The Black Hole in Grateful Dead Releases

By my count, there have been 148 concerts officially released by The Grateful Dead. These releases have come in various incarnations, most notably Dick’s Picks, Road Trips and, the series of late, Dave’s Picks.And while it is a boon for Deadheads to receive any recordings from the archives, a black hole has emerged in these releases – 1982-86 – which is coincidentally the years of my touring. A grand total of four shows have been released from this era –  amounting to only one third of the 1977 releases alone. Even if we excuse the release of all 22 shows from the 1972 European Tour, this works out to a lousy 3% of the releases from almost 20% of their touring years.So what gives with Dave Lemieux and company? Is it that these years were particularly weak?

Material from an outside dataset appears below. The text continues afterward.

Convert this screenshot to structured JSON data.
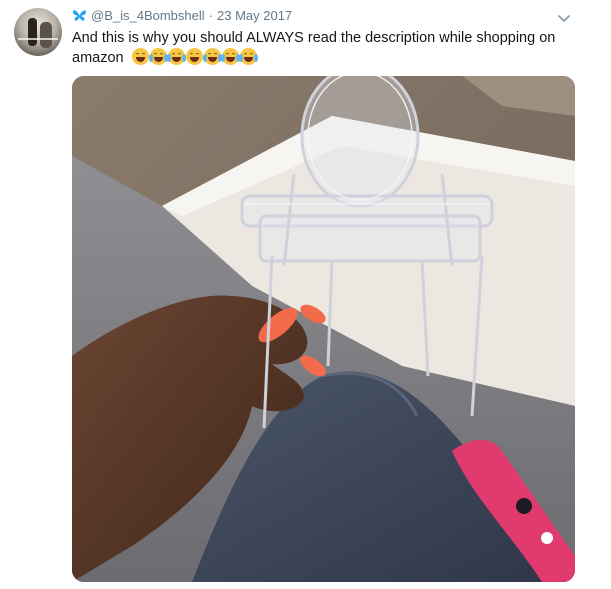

I would argue the opposite, that these years offer stellar shows with stellar versions of stellar songs.

Check out these recordings on the Grateful Dead archive and hear for yourself:

Greek Theater 1982/05/22 (Lazy Lightnin’-Supplication)

Madison Square Gardens 1982/09/29 (Loser, China Cat-Rider)

Seattle Auditorium 1983/08/27 (Jack Straw)

Indianapolis Sports and Music Center 1984/06/30 (Shakedown-Playin’-Terrapin)

Worchester Centrum 1984/10/08 (Terrapin-Samson)

Augusta Civic Center 1984/10/12 (Cold Rain, Uncle John’s, Morning Dew)

Hartford Civic Center 1984/10/14 (Estimated Prophet)

Oklahoma Zoo Amphitheater 1985/09/02 (BerthaMe and My Uncle, Stagger Lee)

Henry J. Kaiser 1986/02/11 (Bird Song)

Hopefully one day Dave will wake up and get these shows packaged and shipped. (Providence 1986/03/30 is pretty good too.)

Grateful Dead Film: “Long Strange Trip” Indeed

Amir Bar-Lev’s 4-hour documentary on The Grateful Dead has its moments: Al Franken explaining the subtleties of Althea, Robert Hunter stating that his lyrics “are clear”, as well as archival footage of an army platoon on LSD. And of course there is the music – Uncle John’s Band, Sugar Magnolia, Dark Star and Playin’ in the Band and on – along with reams of concert footage. However, as melancholically sweet as these moments might be, the narrative is skewed, emphasizing the mania and addiction, a tough go for anyone not a Deadhead. The story of Jerry Garcia as the unwilling guru/god throughout his life is ironically reinforced throughout the film, focusing almost exclusively on his reclusive genius while tip-toeing around the personal wreckage an addict leaves behind, which leaves the viewer wondering how the others might have coped the past 22 years since his death.Which is the biggest gap of all in the film, ignoring the fact that Phil Lesh, Bob Weir and Mickey Hart have all been consistently touring, chasing a sound as rapturous as ever.